The Association of Southeast Asian Nations (ASEAN) is considering introducing a digital COVID-19 vaccine certificate as a means of reviving the region’s comatose tourism sector.
Representatives from the Southeast Asian bloc’s 10 member states discussed the idea of a common certificate during the two-day ASEAN Economic Ministers meeting that ended Wednesday.
Azmin Ali, Malaysia’s minister of international trade and industry told reporters that the 10 nations “shared their national efforts on the vaccination program” and agreed on the need to “speed up” the distribution of vaccines throughout the region.
“The economic ministers also deliberated on the possibility of introducing a common digital vaccine certificate, especially to speed up the opening up of sectors most hard hit, such as the tourism industry,” he added.
The proposed ASEAN vaccine certificate comes as the European Union is set to finalize plans for a digital green pass that proves a traveler has been vaccinated against the coronavirus. Ali said there was no timeline for the introduction of the vaccine certificate, but expressed hopes that “it can be finalized in the near future.”
Tourism is a vital industry for many Southeast Asian nations. In 2019, the region attracted 133.1 million international tourist arrivals, and in Thailand, the sector made up close to a fifth of the country’s GDP. But the region’s tourist industry was gutted by the travel bans imposed due to COVID-19, impacting the economic livelihoods of hundreds of thousands out of work.

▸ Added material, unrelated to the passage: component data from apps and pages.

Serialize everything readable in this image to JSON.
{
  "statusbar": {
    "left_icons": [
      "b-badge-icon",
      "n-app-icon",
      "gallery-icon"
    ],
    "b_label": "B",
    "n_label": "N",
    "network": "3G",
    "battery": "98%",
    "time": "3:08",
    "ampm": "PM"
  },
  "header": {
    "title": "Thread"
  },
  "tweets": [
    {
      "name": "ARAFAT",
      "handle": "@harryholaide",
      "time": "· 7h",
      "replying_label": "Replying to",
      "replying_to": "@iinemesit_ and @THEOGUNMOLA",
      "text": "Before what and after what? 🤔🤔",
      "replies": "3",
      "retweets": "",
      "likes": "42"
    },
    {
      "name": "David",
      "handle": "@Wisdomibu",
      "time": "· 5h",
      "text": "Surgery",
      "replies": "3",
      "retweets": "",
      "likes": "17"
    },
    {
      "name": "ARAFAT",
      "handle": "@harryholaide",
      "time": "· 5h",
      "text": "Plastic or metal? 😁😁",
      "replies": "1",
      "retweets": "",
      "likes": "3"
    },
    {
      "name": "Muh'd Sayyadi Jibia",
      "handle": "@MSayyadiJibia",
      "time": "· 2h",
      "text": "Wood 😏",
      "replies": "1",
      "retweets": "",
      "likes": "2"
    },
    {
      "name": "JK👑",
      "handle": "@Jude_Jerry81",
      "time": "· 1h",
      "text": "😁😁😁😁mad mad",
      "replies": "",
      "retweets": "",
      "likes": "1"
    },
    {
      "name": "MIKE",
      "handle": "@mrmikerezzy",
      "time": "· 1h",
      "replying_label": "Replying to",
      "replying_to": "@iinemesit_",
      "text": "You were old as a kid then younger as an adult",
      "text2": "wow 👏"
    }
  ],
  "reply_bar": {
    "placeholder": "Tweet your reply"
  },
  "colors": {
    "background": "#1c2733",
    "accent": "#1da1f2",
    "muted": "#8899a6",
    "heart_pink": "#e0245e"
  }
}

Ali said that there was no specific timeline for the introduction of the ASEAN vaccine certificate, but it would be a logical first step in reviving the growing intraregional tourist market. According to the ASEAN Secretariat, the region saw more than 50 million intra-regional visitor arrivals in 2019, which made up 36 percent of the region’s total.
It also makes sense given the fact that the COVID-19 vaccine rollouts in some Southeast Asian countries are likely to be protracted. All 10 ASEAN states have now commenced their vaccination campaigns, starting with senior government officials, health care workers, and seniors.
In January 2021, the Economic Intelligence Unit published a report stating that while nations like Singapore and Vietnam will complete their vaccination programs in the next year or so, it could take much longer in other nations.
In particular, Myanmar, Laos, Cambodia, the Philippines, and Indonesia – which together make up the bulk of Southeast Asia’s population – are all expected to take at least two years to reach widespread vaccination rates, and possibly longer.
The creation of a regional vaccine certificate is thus an indispensable step in getting tourism back and running in the meantime, and beginning the long process of pulling the region out of its COVID-19-induced slump.